SINGAPORE – Acting Secretary of Defense Patrick Shanahan stressed the U.S. commitment to the Indo-Pacific region and highlighted key messages from the Pentagon’s new Indo-Pacific Strategy Report in a Saturday speech at the Shangri-La Dialogue.
Shanahan’s speech mirrored past defense secretary Shangri-La addresses from former SECDEFs Ash Carter and James Mattis in which the United States points out China’s troubling activities in the region.
“China can and should have a cooperative relationship with the rest of the region, too. But behavior that erodes other nations’ sovereignty and sows distrust of China’s intentions must end,” he said. “Until it does, we stand against a myopic, narrow and parochial vision of the future, and we stand for the free and open order that has benefited us all.”
He went on to highlight the U.S commitment to the region and the scale of its engagement with partner countries.
“The Indo-Pacific is our priority theater. We are where we belong. We are investing in the region. We are investing in you, and with you. And we need you to invest further in yourselves,” he said.

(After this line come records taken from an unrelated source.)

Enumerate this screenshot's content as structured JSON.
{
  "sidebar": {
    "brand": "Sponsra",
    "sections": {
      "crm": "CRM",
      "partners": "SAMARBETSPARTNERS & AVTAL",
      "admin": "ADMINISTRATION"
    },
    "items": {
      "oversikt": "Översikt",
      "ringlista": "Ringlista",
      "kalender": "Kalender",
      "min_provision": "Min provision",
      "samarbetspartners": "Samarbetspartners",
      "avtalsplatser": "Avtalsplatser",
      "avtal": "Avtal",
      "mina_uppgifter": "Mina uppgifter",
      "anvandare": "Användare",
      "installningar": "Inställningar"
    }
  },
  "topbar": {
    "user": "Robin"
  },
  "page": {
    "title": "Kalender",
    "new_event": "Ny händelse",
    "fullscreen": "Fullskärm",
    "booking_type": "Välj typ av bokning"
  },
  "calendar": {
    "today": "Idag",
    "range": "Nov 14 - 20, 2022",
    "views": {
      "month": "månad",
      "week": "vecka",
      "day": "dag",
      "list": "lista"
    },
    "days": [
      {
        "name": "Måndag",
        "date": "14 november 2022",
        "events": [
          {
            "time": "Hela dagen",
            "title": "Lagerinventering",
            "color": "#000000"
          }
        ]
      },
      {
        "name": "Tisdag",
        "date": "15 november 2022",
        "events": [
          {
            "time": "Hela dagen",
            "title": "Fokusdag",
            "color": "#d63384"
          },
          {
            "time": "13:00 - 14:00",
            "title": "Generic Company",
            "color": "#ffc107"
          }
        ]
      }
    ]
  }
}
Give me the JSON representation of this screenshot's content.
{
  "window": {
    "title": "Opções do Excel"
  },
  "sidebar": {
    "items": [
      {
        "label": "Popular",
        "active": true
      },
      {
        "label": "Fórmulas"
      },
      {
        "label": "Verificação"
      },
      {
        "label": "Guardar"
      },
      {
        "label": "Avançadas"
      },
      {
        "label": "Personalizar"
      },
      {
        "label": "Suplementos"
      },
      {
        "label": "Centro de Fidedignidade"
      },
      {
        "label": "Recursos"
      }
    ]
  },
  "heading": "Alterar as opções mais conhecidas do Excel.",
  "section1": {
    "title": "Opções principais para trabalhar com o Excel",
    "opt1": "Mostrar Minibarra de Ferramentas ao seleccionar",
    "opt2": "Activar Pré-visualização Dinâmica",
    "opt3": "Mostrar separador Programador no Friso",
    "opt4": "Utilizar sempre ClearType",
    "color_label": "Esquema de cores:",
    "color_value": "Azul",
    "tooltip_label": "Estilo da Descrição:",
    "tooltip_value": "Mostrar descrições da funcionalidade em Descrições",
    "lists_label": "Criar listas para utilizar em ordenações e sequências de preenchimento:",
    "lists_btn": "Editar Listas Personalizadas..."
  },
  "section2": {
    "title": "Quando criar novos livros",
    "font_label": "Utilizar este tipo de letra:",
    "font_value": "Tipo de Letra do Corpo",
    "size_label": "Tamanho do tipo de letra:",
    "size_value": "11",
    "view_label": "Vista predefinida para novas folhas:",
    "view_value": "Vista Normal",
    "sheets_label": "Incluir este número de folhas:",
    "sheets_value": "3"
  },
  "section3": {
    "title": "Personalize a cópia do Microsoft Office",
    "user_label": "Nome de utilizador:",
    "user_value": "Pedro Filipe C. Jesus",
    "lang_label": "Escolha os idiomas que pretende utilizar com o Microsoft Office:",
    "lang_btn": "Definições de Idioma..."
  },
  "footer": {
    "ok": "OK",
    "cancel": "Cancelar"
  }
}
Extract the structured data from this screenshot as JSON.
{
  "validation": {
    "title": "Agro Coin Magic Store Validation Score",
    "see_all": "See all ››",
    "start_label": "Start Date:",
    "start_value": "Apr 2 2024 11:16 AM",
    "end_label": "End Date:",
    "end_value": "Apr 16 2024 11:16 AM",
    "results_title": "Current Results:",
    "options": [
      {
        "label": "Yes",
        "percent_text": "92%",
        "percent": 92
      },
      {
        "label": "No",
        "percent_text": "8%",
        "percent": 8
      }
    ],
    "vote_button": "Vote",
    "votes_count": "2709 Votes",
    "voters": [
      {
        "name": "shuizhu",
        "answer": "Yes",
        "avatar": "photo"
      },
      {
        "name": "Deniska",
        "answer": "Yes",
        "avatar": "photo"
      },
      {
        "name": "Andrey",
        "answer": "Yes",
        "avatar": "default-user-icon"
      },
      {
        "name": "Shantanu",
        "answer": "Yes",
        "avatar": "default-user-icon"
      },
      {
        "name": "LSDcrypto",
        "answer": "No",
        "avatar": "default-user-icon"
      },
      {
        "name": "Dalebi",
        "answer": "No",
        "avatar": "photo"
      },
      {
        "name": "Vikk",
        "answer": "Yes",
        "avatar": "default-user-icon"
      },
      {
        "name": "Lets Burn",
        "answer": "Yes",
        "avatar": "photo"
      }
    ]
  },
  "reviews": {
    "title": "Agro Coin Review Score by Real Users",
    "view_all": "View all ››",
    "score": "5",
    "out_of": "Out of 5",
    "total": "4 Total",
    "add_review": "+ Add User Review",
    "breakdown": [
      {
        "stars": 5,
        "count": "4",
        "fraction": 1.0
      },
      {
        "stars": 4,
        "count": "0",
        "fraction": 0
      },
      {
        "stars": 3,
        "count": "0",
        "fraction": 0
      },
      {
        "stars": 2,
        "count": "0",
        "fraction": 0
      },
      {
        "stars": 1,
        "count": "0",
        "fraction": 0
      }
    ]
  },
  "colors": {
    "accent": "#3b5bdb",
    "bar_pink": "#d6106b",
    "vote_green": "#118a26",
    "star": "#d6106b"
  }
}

He called upon countries in the region to invest more in their own defense and allow access to address contingencies. Shanahan also said that nations should expand information sharing with like-minded nations and ensure their networks are secured. He also called upon nations to think carefully on the implications of defense sales, “you are buying a long-term relationship, not just a platform”, he said, clearly signaling to countries that the U.S would prefer countries that wish to have it as a long-term partner to eschew the purchase of military equipment from Russia or China.
In April, Assistant Secretary of Defense for Indo-Pacific Security Affairs Randall said that the U.S would like to be the preferred partner of choice when it came to the purchase of military equipment in the Indo-Pacific region.
Shanahan also highlighted the U.S ability to put together multi-national cooperation and engagement globally and that the U.S was increasing the rate it was doing such and that global participation in U.S. combined military exercises had increased 17 percent.
He gave the recent La Perouse exercise in the Indian Ocean as an example. The La Perouse exercise had the French Navy’s aircraft carrier Charles De Gaulle (R 91) and its accompanying escort ships, the U.S Navy destroyer USS William P. Lawrence (DDG-110), the Japan Maritime Self Defence Force helicopter carrier JS Izumo and destroyer JS Murasame (DD-101) and the Royal Australian Navy frigate HMAS Toowoomba (FFH 156) and submarine HMAS Collins (SSG 73) engage in a series of tactical exercises to improve interoperability.
During the question and answer session, Shanahan played down the assertion that the deteriorating relations between the U.S and China were leading them to a face-off, stating that the two countries were engaged in trade negotiations and ongoing military to military confidence-building measures. He also said in his speech that North Korea remains an extraordinary threat and requires continuous vigilance. Shanahan later stated in the question and answer session that during his 20-minute meeting on Friday night with Chinese defense minister Wei Fenghe, that they discussed China doing more to help enforce the ongoing sanctions on North Korea.
Coinciding with the Shanahan’s speech at the Shangri-La Dialogue was the release of the DOD’s Indo-Pacific Strategy Report. The report does not seem to indicate any significant initiative or policy shift by the Pentagon in the region that have not already been disclosed in the past such as the U.S Army’s testing of Multi-Domain Task Forces during its Pacific Pathways exercises and the U.S Navy and Marine Corps Expeditionary Advanced Base Operations concept. Partnerships and cooperation activities continue to be steadily grown from their current rate in all countries the U.S engages with along with the U.S moving its engagement with Thailand in step with the country’s move towards democracy following years of military rule.